3. Fennel – Fennel (Foeniculum vulgare) is an herb with a strong Licorice-like flavor that is often used in cooking or as a garnish on salads or pasta dishes. Fennel produces a substance called fenchone which has been shown to inhibit the growth of other nearby plants like chives.

What Grows Good Next to Chives?

Chives are part of the onion family and, as such, grow best in full sun with well-drained soil. Chives prefer a neutral to slightly acidic pH, but will tolerate a wide range of soils. They are fairly drought tolerant once established, but young plants will need regular watering until they are established.

While chives will grow well on their own, they also make a good companion plant for other vegetables. Chives can help deter aphids and other pests from attacking your plants, and their flowers attract bees and other pollinators. Some good companions for chives include tomatoes, potatoes, carrots, cabbage, and beets.

Are Chives a Good Companion Plant?

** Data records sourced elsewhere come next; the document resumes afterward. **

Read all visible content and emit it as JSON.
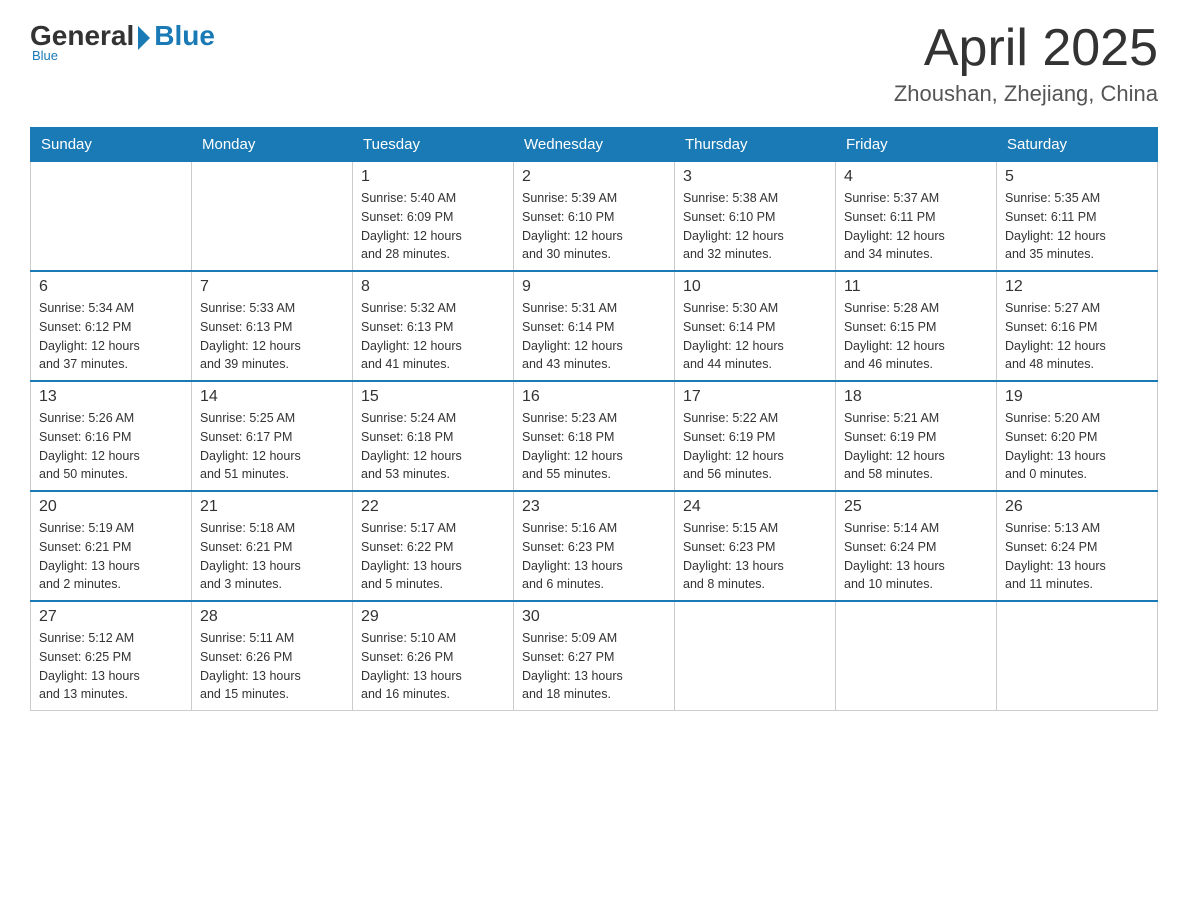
{
  "header": {
    "logo": {
      "general": "General",
      "blue": "Blue",
      "subtitle": "Blue"
    },
    "title": "April 2025",
    "location": "Zhoushan, Zhejiang, China"
  },
  "calendar": {
    "weekdays": [
      "Sunday",
      "Monday",
      "Tuesday",
      "Wednesday",
      "Thursday",
      "Friday",
      "Saturday"
    ],
    "weeks": [
      [
        {
          "day": "",
          "info": ""
        },
        {
          "day": "",
          "info": ""
        },
        {
          "day": "1",
          "info": "Sunrise: 5:40 AM\nSunset: 6:09 PM\nDaylight: 12 hours\nand 28 minutes."
        },
        {
          "day": "2",
          "info": "Sunrise: 5:39 AM\nSunset: 6:10 PM\nDaylight: 12 hours\nand 30 minutes."
        },
        {
          "day": "3",
          "info": "Sunrise: 5:38 AM\nSunset: 6:10 PM\nDaylight: 12 hours\nand 32 minutes."
        },
        {
          "day": "4",
          "info": "Sunrise: 5:37 AM\nSunset: 6:11 PM\nDaylight: 12 hours\nand 34 minutes."
        },
        {
          "day": "5",
          "info": "Sunrise: 5:35 AM\nSunset: 6:11 PM\nDaylight: 12 hours\nand 35 minutes."
        }
      ],
      [
        {
          "day": "6",
          "info": "Sunrise: 5:34 AM\nSunset: 6:12 PM\nDaylight: 12 hours\nand 37 minutes."
        },
        {
          "day": "7",
          "info": "Sunrise: 5:33 AM\nSunset: 6:13 PM\nDaylight: 12 hours\nand 39 minutes."
        },
        {
          "day": "8",
          "info": "Sunrise: 5:32 AM\nSunset: 6:13 PM\nDaylight: 12 hours\nand 41 minutes."
        },
        {
          "day": "9",
          "info": "Sunrise: 5:31 AM\nSunset: 6:14 PM\nDaylight: 12 hours\nand 43 minutes."
        },
        {
          "day": "10",
          "info": "Sunrise: 5:30 AM\nSunset: 6:14 PM\nDaylight: 12 hours\nand 44 minutes."
        },
        {
          "day": "11",
          "info": "Sunrise: 5:28 AM\nSunset: 6:15 PM\nDaylight: 12 hours\nand 46 minutes."
        },
        {
          "day": "12",
          "info": "Sunrise: 5:27 AM\nSunset: 6:16 PM\nDaylight: 12 hours\nand 48 minutes."
        }
      ],
      [
        {
          "day": "13",
          "info": "Sunrise: 5:26 AM\nSunset: 6:16 PM\nDaylight: 12 hours\nand 50 minutes."
        },
        {
          "day": "14",
          "info": "Sunrise: 5:25 AM\nSunset: 6:17 PM\nDaylight: 12 hours\nand 51 minutes."
        },
        {
          "day": "15",
          "info": "Sunrise: 5:24 AM\nSunset: 6:18 PM\nDaylight: 12 hours\nand 53 minutes."
        },
        {
          "day": "16",
          "info": "Sunrise: 5:23 AM\nSunset: 6:18 PM\nDaylight: 12 hours\nand 55 minutes."
        },
        {
          "day": "17",
          "info": "Sunrise: 5:22 AM\nSunset: 6:19 PM\nDaylight: 12 hours\nand 56 minutes."
        },
        {
          "day": "18",
          "info": "Sunrise: 5:21 AM\nSunset: 6:19 PM\nDaylight: 12 hours\nand 58 minutes."
        },
        {
          "day": "19",
          "info": "Sunrise: 5:20 AM\nSunset: 6:20 PM\nDaylight: 13 hours\nand 0 minutes."
        }
      ],
      [
        {
          "day": "20",
          "info": "Sunrise: 5:19 AM\nSunset: 6:21 PM\nDaylight: 13 hours\nand 2 minutes."
        },
        {
          "day": "21",
          "info": "Sunrise: 5:18 AM\nSunset: 6:21 PM\nDaylight: 13 hours\nand 3 minutes."
        },
        {
          "day": "22",
          "info": "Sunrise: 5:17 AM\nSunset: 6:22 PM\nDaylight: 13 hours\nand 5 minutes."
        },
        {
          "day": "23",
          "info": "Sunrise: 5:16 AM\nSunset: 6:23 PM\nDaylight: 13 hours\nand 6 minutes."
        },
        {
          "day": "24",
          "info": "Sunrise: 5:15 AM\nSunset: 6:23 PM\nDaylight: 13 hours\nand 8 minutes."
        },
        {
          "day": "25",
          "info": "Sunrise: 5:14 AM\nSunset: 6:24 PM\nDaylight: 13 hours\nand 10 minutes."
        },
        {
          "day": "26",
          "info": "Sunrise: 5:13 AM\nSunset: 6:24 PM\nDaylight: 13 hours\nand 11 minutes."
        }
      ],
      [
        {
          "day": "27",
          "info": "Sunrise: 5:12 AM\nSunset: 6:25 PM\nDaylight: 13 hours\nand 13 minutes."
        },
        {
          "day": "28",
          "info": "Sunrise: 5:11 AM\nSunset: 6:26 PM\nDaylight: 13 hours\nand 15 minutes."
        },
        {
          "day": "29",
          "info": "Sunrise: 5:10 AM\nSunset: 6:26 PM\nDaylight: 13 hours\nand 16 minutes."
        },
        {
          "day": "30",
          "info": "Sunrise: 5:09 AM\nSunset: 6:27 PM\nDaylight: 13 hours\nand 18 minutes."
        },
        {
          "day": "",
          "info": ""
        },
        {
          "day": "",
          "info": ""
        },
        {
          "day": "",
          "info": ""
        }
      ]
    ]
  }
}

Are chives a good companion plant? Chives are an excellent companion plant for many vegetables, fruits, and herbs. They help to improve the flavor of these plants and also deter pests.

Chives can be planted in between rows of crops or around the edge of the garden.

What Herbs Grow Well With Chives?

Chives are a member of the onion family and, like onions, they have a long taproot. They grow best in full sun but will tolerate partial shade. Chives prefer well-drained soil with a pH between 6.0 and 7.0.

While chives will grow in most any type of soil, they perform best when grown in rich, organic matter. A good way to achieve this is to amend your planting bed with compost or other organic matter prior to planting. Chives are considered a cool season herb and can be one of the first herbs to emerge in spring.

In fact, chives are often one of the first signs that spring has arrived! Here in zone 6, I can usually start harvesting chives by early April. Chives will also re-grow quickly after being cut back so don’t hesitate to harvest them frequently throughout the growing season.

If you’re looking for an herb that grows well with chives, try parsley. Both herbs belong to the Umbelliferae family and share many similar growing requirements such as full sun (or partial shade), rich organic soil, and consistent moisture levels.

Conclusion

Chives are a versatile herb that can be used in many different dishes, but there are some plants that should not be planted with them. These include cabbage, tomatoes, and potatoes. Each of these plants has a different reason for not being compatible with chives.

Cabbage is a heavy feeder and will compete with the chives for nutrients. Tomatoes produce a chemical that inhibits the growth of chives. Potatoes also produce a chemical that inhibits the growth of chives, but they also contain a virus that can infect the chives.